Design, Setting, and Participants  The GLAGOV multicenter, double-blind, placebo-controlled, randomized clinical trial (enrollment May 3, 2013, to January 12, 2015) conducted at 197 academic and community hospitals in North America, Europe, South America, Asia, Australia, and South Africa and enrolling 968 patients presenting for coronary angiography.

Interventions  Participants with angiographic coronary disease were randomized to receive monthly evolocumab (420 mg) (n = 484) or placebo (n = 484) via subcutaneous injection for 76 weeks, in addition to statins.

Main Outcomes and Measures  The primary efficacy measure was the nominal change in percent atheroma volume (PAV) from baseline to week 78, measured by serial intravascular ultrasonography (IVUS) imaging. Secondary efficacy measures were nominal change in normalized total atheroma volume (TAV) and percentage of patients demonstrating plaque regression. Safety and tolerability were also evaluated.

Results  Among the 968 treated patients (mean age, 59.8 years [SD, 9.2]; 269 [27.8%] women; mean LDL-C level, 92.5 mg/dL [SD, 27.2]), 846 had evaluable imaging at follow-up. Compared with placebo, the evolocumab group achieved lower mean, time-weighted LDL-C levels (93.0 vs 36.6 mg/dL; difference, −56.5 mg/dL [95% CI, −59.7 to −53.4]; P < .001). The primary efficacy parameter, PAV, increased 0.05% with placebo and decreased 0.95% with evolocumab (difference, −1.0% [95% CI, −1.8% to −0.64%]; P < .001). The secondary efficacy parameter, normalized TAV, decreased 0.9 mm3 with placebo and 5.8 mm3 with evolocumab (difference, −4.9 mm3 [95% CI, −7.3 to −2.5]; P < .001). Evolocumab induced plaque regression in a greater percentage of patients than placebo (64.3% vs 47.3%; difference, 17.0% [95% CI, 10.4% to 23.6%]; P < .001 for PAV and 61.5% vs 48.9%; difference, 12.5% [95% CI, 5.9% to 19.2%]; P < .001 for TAV).

Conclusions and Relevance  Among patients with angiographic coronary disease treated with statins, addition of evolocumab, compared with placebo, resulted in a greater decrease in PAV after 76 weeks of treatment. Further studies are needed to assess the effects of PCSK9 inhibition on clinical outcomes.

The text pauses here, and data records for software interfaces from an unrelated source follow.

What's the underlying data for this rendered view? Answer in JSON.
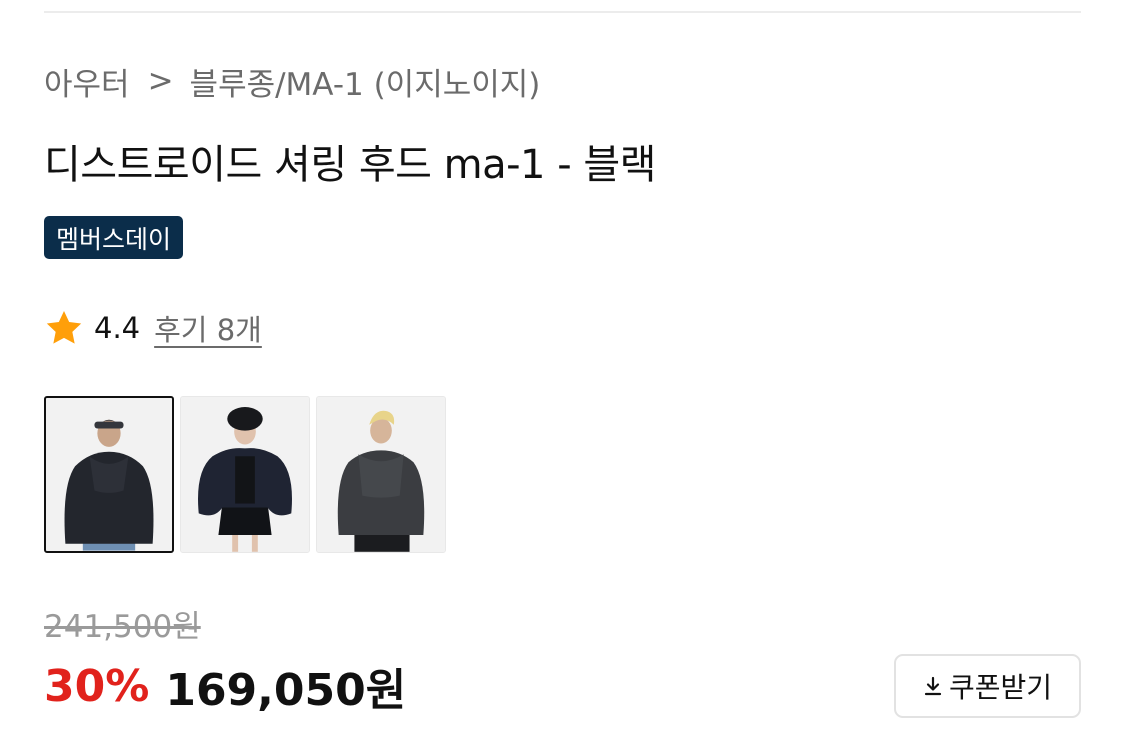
{
  "breadcrumb": {
    "category": "아우터",
    "separator": ">",
    "subcategory": "블루종/MA-1 (이지노이지)"
  },
  "product": {
    "title": "디스트로이드 셔링 후드 ma-1 - 블랙",
    "badge": "멤버스데이",
    "rating": "4.4",
    "reviews_link": "후기 8개"
  },
  "gallery": {
    "thumbnails": [
      {
        "name": "model wearing black hooded ma-1 jacket with cap and jeans",
        "selected": true
      },
      {
        "name": "model wearing black hooded ma-1 jacket with fur hat and skirt",
        "selected": false
      },
      {
        "name": "model wearing charcoal hooded ma-1 jacket",
        "selected": false
      }
    ]
  },
  "price": {
    "original": "241,500원",
    "discount": "30%",
    "sale": "169,050원"
  },
  "coupon": {
    "label": "쿠폰받기",
    "icon": "download-icon"
  },
  "colors": {
    "badge_bg": "#0b2d4a",
    "discount": "#e1221c",
    "star": "#ff9f0a"
  }
}
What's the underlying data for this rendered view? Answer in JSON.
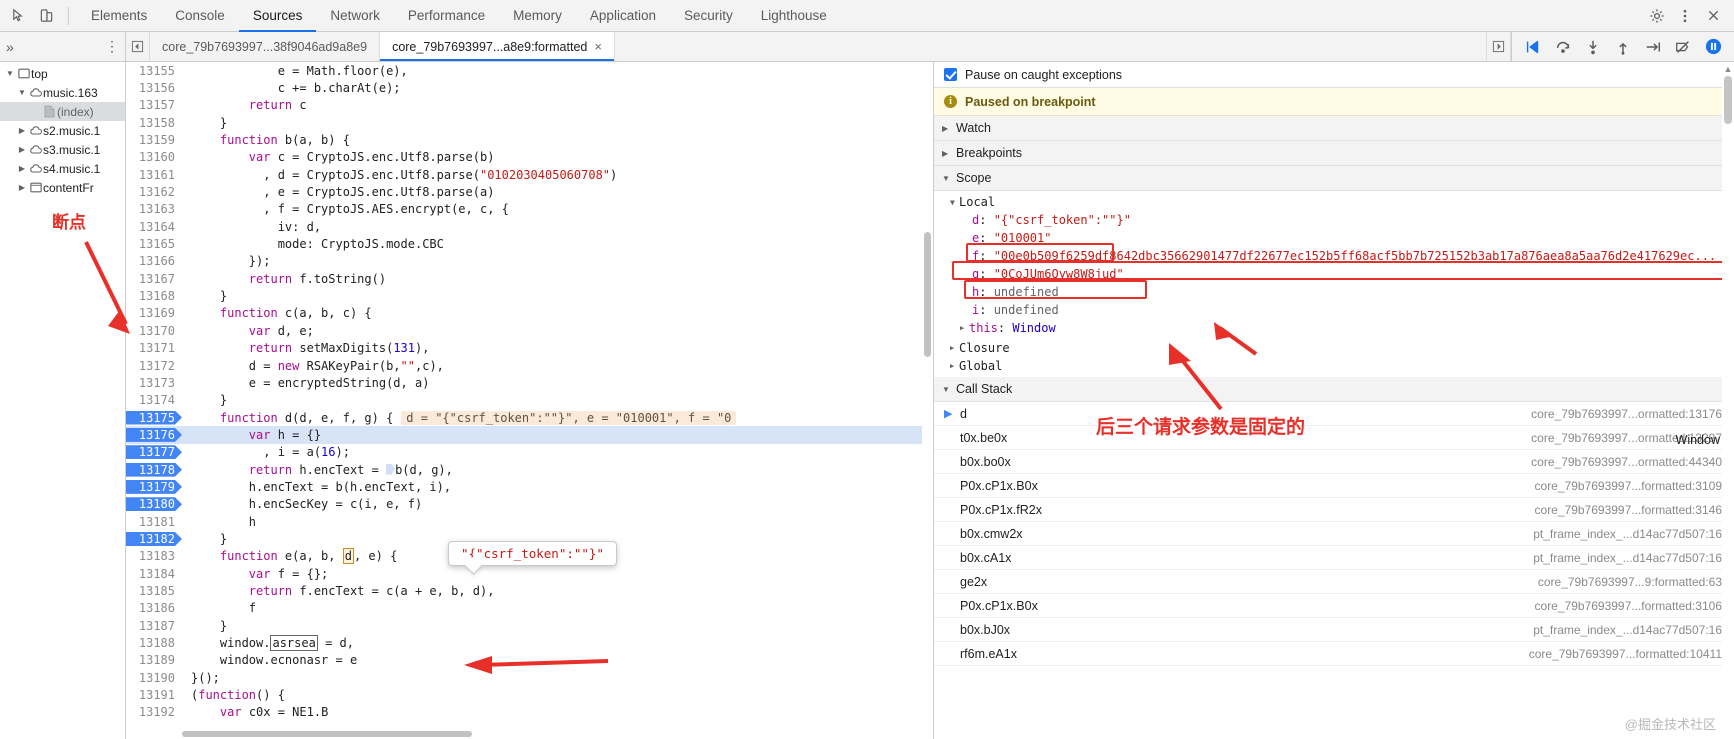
{
  "toolbar": {
    "inspect_icon": "inspect-cursor-icon",
    "device_icon": "device-toolbar-icon",
    "tabs": [
      {
        "label": "Elements",
        "active": false
      },
      {
        "label": "Console",
        "active": false
      },
      {
        "label": "Sources",
        "active": true
      },
      {
        "label": "Network",
        "active": false
      },
      {
        "label": "Performance",
        "active": false
      },
      {
        "label": "Memory",
        "active": false
      },
      {
        "label": "Application",
        "active": false
      },
      {
        "label": "Security",
        "active": false
      },
      {
        "label": "Lighthouse",
        "active": false
      }
    ],
    "settings_icon": "gear-icon",
    "more_icon": "kebab-menu-icon",
    "close_icon": "close-icon"
  },
  "subbar": {
    "expand_label": "»",
    "more_label": "⋮",
    "nav_prev_icon": "nav-prev-icon",
    "nav_next_icon": "nav-next-icon",
    "file_tabs": [
      {
        "label": "core_79b7693997...38f9046ad9a8e9",
        "active": false,
        "closable": false
      },
      {
        "label": "core_79b7693997...a8e9:formatted",
        "active": true,
        "closable": true,
        "close": "×"
      }
    ],
    "debug_buttons": [
      {
        "name": "resume-script-execution",
        "glyph": "▶"
      },
      {
        "name": "step-over-next-function-call",
        "glyph": "↷"
      },
      {
        "name": "step-into-next-function-call",
        "glyph": "↓"
      },
      {
        "name": "step-out-of-current-function",
        "glyph": "↑"
      },
      {
        "name": "step",
        "glyph": "↦"
      },
      {
        "name": "deactivate-breakpoints",
        "glyph": "⊘"
      },
      {
        "name": "pause-on-exceptions",
        "glyph": "⏸"
      }
    ]
  },
  "navigator": {
    "items": [
      {
        "label": "top",
        "icon": "frame-icon",
        "indent": 0,
        "expanded": true,
        "selected": false
      },
      {
        "label": "music.163",
        "icon": "cloud-icon",
        "indent": 1,
        "expanded": true,
        "selected": false
      },
      {
        "label": "(index)",
        "icon": "document-icon",
        "indent": 2,
        "expanded": null,
        "selected": true
      },
      {
        "label": "s2.music.1",
        "icon": "cloud-icon",
        "indent": 1,
        "expanded": false,
        "selected": false
      },
      {
        "label": "s3.music.1",
        "icon": "cloud-icon",
        "indent": 1,
        "expanded": false,
        "selected": false
      },
      {
        "label": "s4.music.1",
        "icon": "cloud-icon",
        "indent": 1,
        "expanded": false,
        "selected": false
      },
      {
        "label": "contentFr",
        "icon": "frame-icon",
        "indent": 1,
        "expanded": false,
        "selected": false
      }
    ]
  },
  "editor": {
    "first_line": 13155,
    "lines": [
      {
        "n": 13155,
        "text": "            e = Math.floor(e),"
      },
      {
        "n": 13156,
        "text": "            c += b.charAt(e);"
      },
      {
        "n": 13157,
        "text": "        return c"
      },
      {
        "n": 13158,
        "text": "    }"
      },
      {
        "n": 13159,
        "text": "    function b(a, b) {"
      },
      {
        "n": 13160,
        "text": "        var c = CryptoJS.enc.Utf8.parse(b)"
      },
      {
        "n": 13161,
        "text": "          , d = CryptoJS.enc.Utf8.parse(\"0102030405060708\")"
      },
      {
        "n": 13162,
        "text": "          , e = CryptoJS.enc.Utf8.parse(a)"
      },
      {
        "n": 13163,
        "text": "          , f = CryptoJS.AES.encrypt(e, c, {"
      },
      {
        "n": 13164,
        "text": "            iv: d,"
      },
      {
        "n": 13165,
        "text": "            mode: CryptoJS.mode.CBC"
      },
      {
        "n": 13166,
        "text": "        });"
      },
      {
        "n": 13167,
        "text": "        return f.toString()"
      },
      {
        "n": 13168,
        "text": "    }"
      },
      {
        "n": 13169,
        "text": "    function c(a, b, c) {"
      },
      {
        "n": 13170,
        "text": "        var d, e;"
      },
      {
        "n": 13171,
        "text": "        return setMaxDigits(131),"
      },
      {
        "n": 13172,
        "text": "        d = new RSAKeyPair(b,\"\",c),"
      },
      {
        "n": 13173,
        "text": "        e = encryptedString(d, a)"
      },
      {
        "n": 13174,
        "text": "    }"
      },
      {
        "n": 13175,
        "text": "    function d(d, e, f, g) {"
      },
      {
        "n": 13176,
        "text": "        var h = {}"
      },
      {
        "n": 13177,
        "text": "          , i = a(16);"
      },
      {
        "n": 13178,
        "text": "        return h.encText = b(d, g),"
      },
      {
        "n": 13179,
        "text": "        h.encText = b(h.encText, i),"
      },
      {
        "n": 13180,
        "text": "        h.encSecKey = c(i, e, f)"
      },
      {
        "n": 13181,
        "text": "        h"
      },
      {
        "n": 13182,
        "text": "    }"
      },
      {
        "n": 13183,
        "text": "    function e(a, b, d, e) {"
      },
      {
        "n": 13184,
        "text": "        var f = {};"
      },
      {
        "n": 13185,
        "text": "        return f.encText = c(a + e, b, d),"
      },
      {
        "n": 13186,
        "text": "        f"
      },
      {
        "n": 13187,
        "text": "    }"
      },
      {
        "n": 13188,
        "text": "    window.asrsea = d,"
      },
      {
        "n": 13189,
        "text": "    window.ecnonasr = e"
      },
      {
        "n": 13190,
        "text": "}();"
      },
      {
        "n": 13191,
        "text": "(function() {"
      },
      {
        "n": 13192,
        "text": "    var c0x = NE1.B"
      }
    ],
    "breakpoint_lines": [
      13175,
      13176,
      13177,
      13178,
      13179,
      13180,
      13182
    ],
    "current_line": 13176,
    "inline_hint": "d = \"{\"csrf_token\":\"\"}\", e = \"010001\", f = \"0",
    "tooltip_value": "\"{\"csrf_token\":\"\"}\"",
    "highlighted_token": "asrsea"
  },
  "debugger": {
    "pause_on_caught_exceptions": {
      "label": "Pause on caught exceptions",
      "checked": true
    },
    "paused_banner": "Paused on breakpoint",
    "sections": [
      {
        "label": "Watch",
        "expanded": false
      },
      {
        "label": "Breakpoints",
        "expanded": false
      },
      {
        "label": "Scope",
        "expanded": true
      }
    ],
    "scope": {
      "label": "Local",
      "expanded": true,
      "variables": [
        {
          "name": "d",
          "value": "\"{\"csrf_token\":\"\"}\"",
          "kind": "string",
          "boxed": false
        },
        {
          "name": "e",
          "value": "\"010001\"",
          "kind": "string",
          "boxed": true
        },
        {
          "name": "f",
          "value": "\"00e0b509f6259df8642dbc35662901477df22677ec152b5ff68acf5bb7b725152b3ab17a876aea8a5aa76d2e417629ec...",
          "kind": "string",
          "boxed": true
        },
        {
          "name": "g",
          "value": "\"0CoJUm6Qyw8W8jud\"",
          "kind": "string",
          "boxed": true
        },
        {
          "name": "h",
          "value": "undefined",
          "kind": "keyword",
          "boxed": false
        },
        {
          "name": "i",
          "value": "undefined",
          "kind": "keyword",
          "boxed": false
        },
        {
          "name": "this",
          "value": "Window",
          "kind": "object",
          "boxed": false,
          "expandable": true
        }
      ],
      "other_scopes": [
        {
          "label": "Closure",
          "expanded": false
        },
        {
          "label": "Global",
          "expanded": false
        }
      ]
    },
    "call_stack": {
      "label": "Call Stack",
      "expanded": true,
      "window_label": "Window",
      "frames": [
        {
          "fn": "d",
          "loc": "core_79b7693997...ormatted:13176",
          "current": true
        },
        {
          "fn": "t0x.be0x",
          "loc": "core_79b7693997...ormatted:13297",
          "current": false
        },
        {
          "fn": "b0x.bo0x",
          "loc": "core_79b7693997...ormatted:44340",
          "current": false
        },
        {
          "fn": "P0x.cP1x.B0x",
          "loc": "core_79b7693997...formatted:3109",
          "current": false
        },
        {
          "fn": "P0x.cP1x.fR2x",
          "loc": "core_79b7693997...formatted:3146",
          "current": false
        },
        {
          "fn": "b0x.cmw2x",
          "loc": "pt_frame_index_...d14ac77d507:16",
          "current": false
        },
        {
          "fn": "b0x.cA1x",
          "loc": "pt_frame_index_...d14ac77d507:16",
          "current": false
        },
        {
          "fn": "ge2x",
          "loc": "core_79b7693997...9:formatted:63",
          "current": false
        },
        {
          "fn": "P0x.cP1x.B0x",
          "loc": "core_79b7693997...formatted:3106",
          "current": false
        },
        {
          "fn": "b0x.bJ0x",
          "loc": "pt_frame_index_...d14ac77d507:16",
          "current": false
        },
        {
          "fn": "rf6m.eA1x",
          "loc": "core_79b7693997...formatted:10411",
          "current": false
        }
      ]
    }
  },
  "annotations": {
    "breakpoint_note": "断点",
    "params_note": "后三个请求参数是固定的",
    "watermark": "@掘金技术社区"
  }
}
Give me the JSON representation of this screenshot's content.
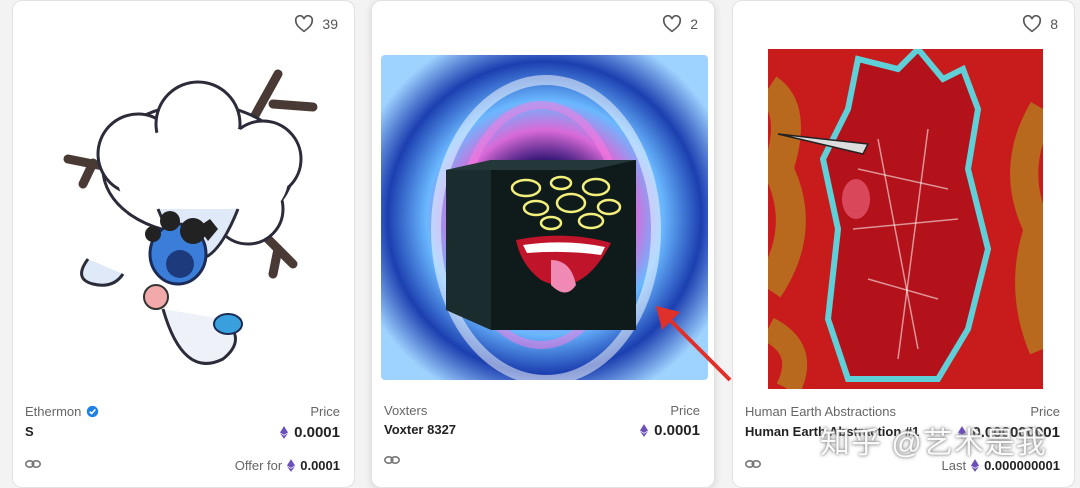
{
  "cards": [
    {
      "favorites": "39",
      "collection": "Ethermon",
      "name": "S",
      "price_label": "Price",
      "price": "0.0001",
      "sub_label": "Offer for",
      "sub_value": "0.0001",
      "verified": true
    },
    {
      "favorites": "2",
      "collection": "Voxters",
      "name": "Voxter 8327",
      "price_label": "Price",
      "price": "0.0001"
    },
    {
      "favorites": "8",
      "collection": "Human Earth Abstractions",
      "name": "Human Earth Abstraction #1",
      "price_label": "Price",
      "price": "0.000000001",
      "sub_label": "Last",
      "sub_value": "0.000000001"
    }
  ],
  "watermark": "知乎 @艺术是我",
  "colors": {
    "eth": "#6b4fbb",
    "verified": "#2081e2",
    "annotation_arrow": "#e0302a"
  },
  "icons": [
    "heart-icon",
    "eth-icon",
    "verified-icon",
    "link-icon"
  ]
}
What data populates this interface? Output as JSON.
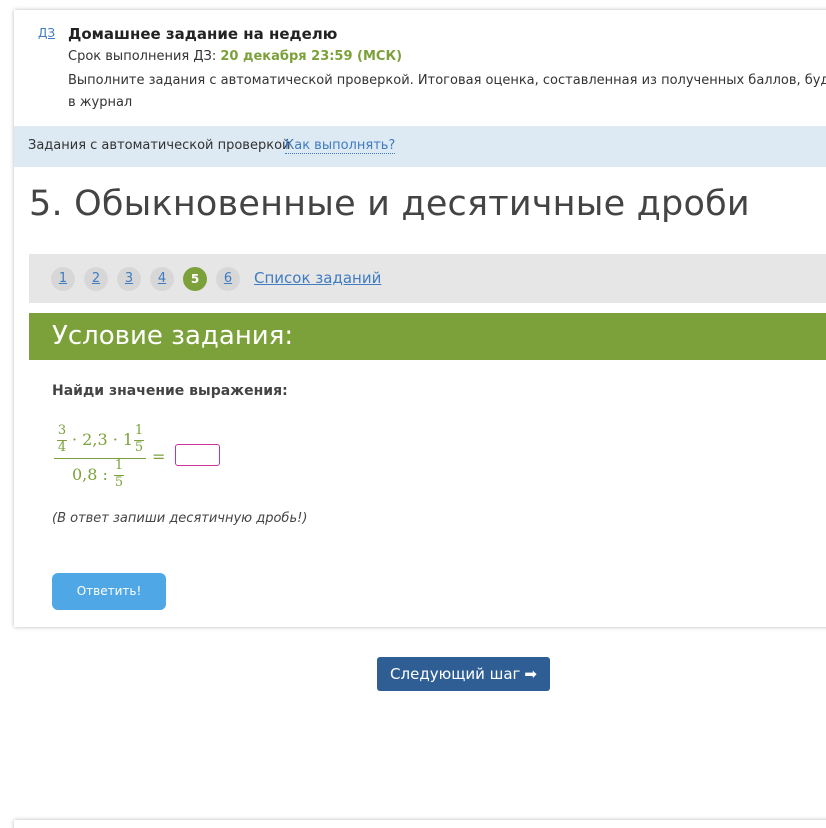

Trial Registration  clinicaltrials.gov Identifier: NCT01813422